- Will be subject to regulatory punishment if they are found to have violated their obligations
For the next step:
- Local governments will work with central ministries to nail down the range of administrative licenses that qualify under the expanded system.
- Administrative approvals concerning national security, state secrets, public safety, financial risks, environmental protection, and people’s health will not be part of the system.
Get smart: Policymakers want businesses to hit the ground running, without getting stuck on notoriously bureaucratic administrative procedures and excessive paperwork.
Get smarter: The effort is well-intended, but setting businesses free while keeping regulatory risks in check is no small task. We’re keen to see the results of this one.
4. China wants to be more like the US
On Saturday, economic policy wizard Han Wenxiu met with senior officials and SOE executives in Beijing to brief them on the recently concluded Fifth Plenum (see October 30 Tip Sheet).
- Han is Vice Premier Liu He’s right-hand man on econ policy and one of the top drafters of the Party’s 14th Five-Year Plan (FYP) recommendations.
Some context: Whenever a new important document is out, the Party will task its drafters to explain to officials at all levels what it entails.
Han took the opportunity to expand a bit further on the dual circulation strategy (DCS).
Han said DCS is a way for China to become more like the US (Sina):
- “A common feature of the big economies is that they are dominated by domestic demand and domestic [economic] circulation.”
- “[The US] has a dependence on foreign trade of 26.4%, which is 9 percentage points lower than that of our country. But this does not prevent the US from being a major global trading country, and a major power utilizing foreign investment and conducting outbound investment.”
Get smart: Han and other policymakers are attempting to harness the DCS to push through longstanding policy priorities such as rebalancing the economy.
5. Old policies, new packaging
At Saturday’s meeting (see previous entry), Han Wenxiu highlighted a few things the government will do to make the domestic part of the dual circulation strategy run more smoothly.
He broke it down into four buckets (Sina):
- China must control critical technologies and ensure the security of supply chains.
- China must improve efficiency of logistics and lower costs.
- Han said that the Party will “resolutely prevent income polarization” by optimizing the structure of income distribution.
- China must protect consumers’ rights and build an environment conducive to consumption.

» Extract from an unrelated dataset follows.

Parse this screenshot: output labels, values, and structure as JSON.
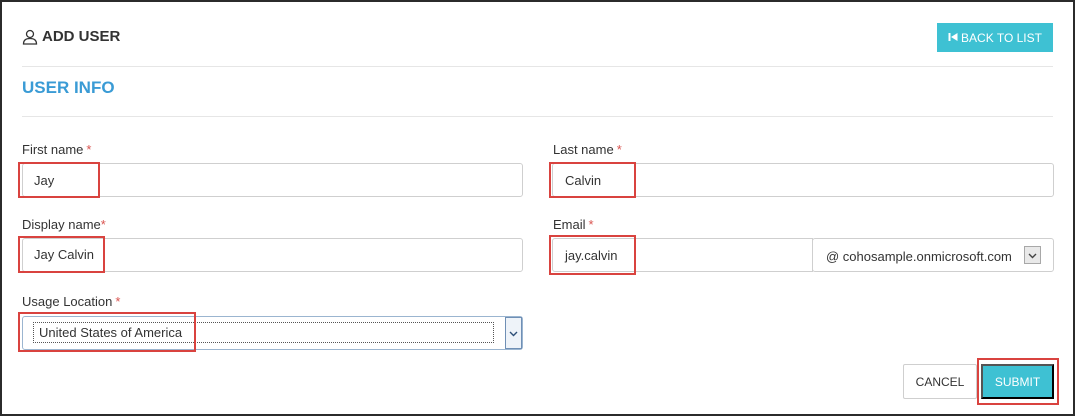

Han went on to chastise those local officials who see DCS as an opportunity to unfairly further their own regional economies:
- “[DCS] is not about building intra-province or intra-city circulation.”
- “[We must not] conduct local protection in the name of domestic circulation.”
Get smart: All the measures Han mentioned were in train before the Fifth Plenum, though implementation has been slow.
Get smarter: Top leaders want to use DCS to create a sense of urgency amongst officials to revive long idled reforms.
6. Filling the chips void
Thought we were finished gushing about Saturday’s Fifth Plenum debrief?
At the meeting, Han Wenxiu also weighed in on China’s top priority for the next five years – innovation.
He argued that innovation and control of key technologies is a must for China to minimize vulnerability to foreign countries (Sina):
- “Reality has shown us that key core technologies cannot be bought [from foreign countries].”
- “Even if they sell it to you they may ask for a high price, or once they are in a bad mood they will cut off the supply and put you in shock.”
Hmm, whatever could he be talking about?
Here’s a clue: It’s chips.
- “In 2019, China imported USD 305.5 billion worth of chips. It can be said that many multinational companies, such as Qualcomm, Intel, etc., could not have grown to their present size without cultivating the demand of the Chinese market.”
- “Now the US cut off supply, but our market demand still exists. This provides a rare opportunity for our domestic chip companies.”
Get smart: In key sectors, China is determined to replace foreign suppliers with domestic alternatives.
What to watch: Officials are still arguing about what, exactly, those key sectors are. Stay tuned.